■ **Problem statement**
Reproduce the data exactly and drop any pictures it holds.

■ **Material for this exercise**
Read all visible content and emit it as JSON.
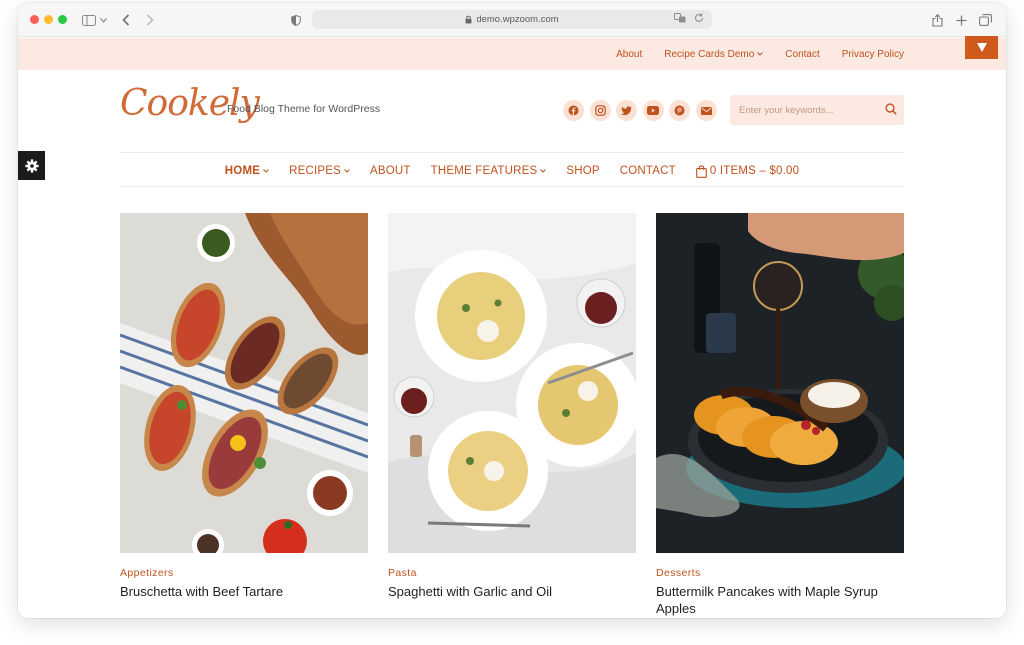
{
  "browser": {
    "url": "demo.wpzoom.com"
  },
  "topbar": {
    "items": [
      {
        "label": "About"
      },
      {
        "label": "Recipe Cards Demo",
        "has_dropdown": true
      },
      {
        "label": "Contact"
      },
      {
        "label": "Privacy Policy"
      }
    ]
  },
  "header": {
    "logo": "Cookely",
    "tagline": "Food Blog Theme for WordPress",
    "social_icons": [
      "facebook-icon",
      "instagram-icon",
      "twitter-icon",
      "youtube-icon",
      "pinterest-icon",
      "email-icon"
    ],
    "search_placeholder": "Enter your keywords..."
  },
  "nav": {
    "items": [
      {
        "label": "HOME",
        "has_dropdown": true,
        "active": true
      },
      {
        "label": "RECIPES",
        "has_dropdown": true
      },
      {
        "label": "ABOUT"
      },
      {
        "label": "THEME FEATURES",
        "has_dropdown": true
      },
      {
        "label": "SHOP"
      },
      {
        "label": "CONTACT"
      }
    ],
    "cart_label": "0 ITEMS – $0.00"
  },
  "posts": [
    {
      "category": "Appetizers",
      "title": "Bruschetta with Beef Tartare"
    },
    {
      "category": "Pasta",
      "title": "Spaghetti with Garlic and Oil"
    },
    {
      "category": "Desserts",
      "title": "Buttermilk Pancakes with Maple Syrup Apples"
    }
  ],
  "colors": {
    "accent": "#c0521e",
    "topbar_bg": "#fbe9e2",
    "logo": "#d06a37",
    "dark": "#1b1b1b"
  }
}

■ **Response to the task**
Read all visible content and emit it as JSON.
{
  "browser": {
    "url": "demo.wpzoom.com"
  },
  "topbar": {
    "items": [
      {
        "label": "About"
      },
      {
        "label": "Recipe Cards Demo",
        "has_dropdown": true
      },
      {
        "label": "Contact"
      },
      {
        "label": "Privacy Policy"
      }
    ]
  },
  "header": {
    "logo": "Cookely",
    "tagline": "Food Blog Theme for WordPress",
    "social_icons": [
      "facebook-icon",
      "instagram-icon",
      "twitter-icon",
      "youtube-icon",
      "pinterest-icon",
      "email-icon"
    ],
    "search_placeholder": "Enter your keywords..."
  },
  "nav": {
    "items": [
      {
        "label": "HOME",
        "has_dropdown": true,
        "active": true
      },
      {
        "label": "RECIPES",
        "has_dropdown": true
      },
      {
        "label": "ABOUT"
      },
      {
        "label": "THEME FEATURES",
        "has_dropdown": true
      },
      {
        "label": "SHOP"
      },
      {
        "label": "CONTACT"
      }
    ],
    "cart_label": "0 ITEMS – $0.00"
  },
  "posts": [
    {
      "category": "Appetizers",
      "title": "Bruschetta with Beef Tartare"
    },
    {
      "category": "Pasta",
      "title": "Spaghetti with Garlic and Oil"
    },
    {
      "category": "Desserts",
      "title": "Buttermilk Pancakes with Maple Syrup Apples"
    }
  ],
  "colors": {
    "accent": "#c0521e",
    "topbar_bg": "#fbe9e2",
    "logo": "#d06a37",
    "dark": "#1b1b1b"
  }
}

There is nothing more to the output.